And what would you say about Fr. Giussani?
The Fraternity of Saint Charles Borromeo would not exist without him. Fr. Massimo is his son, and the charism of our Fraternity is his. In him, we acknowledge our origin and we want to continue to nourish ourselves with his thought. Fr. Massimo always says, "I have lived with you what Fr. Giussani lived with me." In this way, he did an important work: showing concretely that that charism is also suitable for the formation of young men to the priesthood. I had the good fortune to meet Fr. Giussani during my years of study at the Catholic University of Milan. I was 19 years old when we met, and I discovered that the words of the tradition that had been handed on to me in my family were alive. They were true. When I heard him speak and above all answer our questions, I always had the impression of being before a Don Bosco, a Saint Philip Neri. I thought: I am having the same experience as the young people who listened to those saints. There was something in him that put us directly in contact with the great tradition of the Church, in an implicit and entirely natural way. This excited me. In more recent years, I participated with him in the Presidential Council of Communion and Liberation, and saw his capacity for judgment on the life of the Movement, observing how he faced the problems of the people. He accompanied all my formation.

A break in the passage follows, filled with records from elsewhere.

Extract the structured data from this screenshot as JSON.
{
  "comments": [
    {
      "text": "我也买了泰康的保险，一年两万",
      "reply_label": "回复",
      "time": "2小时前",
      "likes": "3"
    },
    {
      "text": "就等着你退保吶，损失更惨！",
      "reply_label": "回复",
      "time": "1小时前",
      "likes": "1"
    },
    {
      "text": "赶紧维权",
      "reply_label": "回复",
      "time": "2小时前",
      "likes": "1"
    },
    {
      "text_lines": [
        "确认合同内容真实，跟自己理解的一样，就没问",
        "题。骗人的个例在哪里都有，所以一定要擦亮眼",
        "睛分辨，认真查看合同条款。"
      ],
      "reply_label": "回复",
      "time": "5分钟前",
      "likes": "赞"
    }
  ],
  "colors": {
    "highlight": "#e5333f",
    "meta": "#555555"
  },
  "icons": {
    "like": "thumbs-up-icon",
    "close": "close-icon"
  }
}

If I think of my small personal experience, the Fraternity of Saint Charles has been important because of the way many priests were close to my family in the attention they gave us. They have been companions for me, showing me the way to the Lord. Is this the core of your mission?
We are called to live–with the people who are entrusted to us–that which we humbly seek to live in our own houses. We do not want to live anything other than Christianity in its simplicity: a communion, founded on the desire to follow Christ. And this is what we propose to people. I am answering these questions in Taipei. Here we have a very small parish, a community of 80 people. In these days here, it has truly felt like family. This courtyard among the big buildings is a place where people meet to cry and to laugh, to celebrate the happy passages of their lives, to be educated. And here they find priests with whom they can be friends. Familial relationships, care for people one by one: I think this is the future of the mission of the Church, offering places where people can experience affection that becomes a vehicle of faith, of judgment on their life, helping them to reach certainty that life is saved.

From the point of view of the–let's call it–sociological history of the Church, we could say that through many of your priests, the old "choice" between movements and parishes has been naturally eliminated.
The attention to the individual to which we have been educated makes many rigid frameworks collapse. For us, the parish is always a help. Why? Because being rooted in a place is essential for the person, particularly for people today, so alone and so entangled in virtual environments, where relationships are often equally virtual and illusory. It is important that there be real places, which a family can reach by public transport or on foot, in their own part of town.

What can you tell us about the women's branch of the Fraternity? In Rome we are getting used to seeing their presence alongside yours...
There are 18 sisters. They are very joyful and are maturing rapidly. They have just opened a house in Nairobi and have begun to accompany Fr. Massimo in Reggio Emilia. They are a permanent reminder for us of what the Pope said in his final Angelus: the primacy of prayer that saves our passion for the human person from the disease of activism. I feel their presence as a great gift for the Fraternity, and am convinced that in the shared journey ahead they will teach us many more things; they will show us more deeply the face that God has envisaged for us.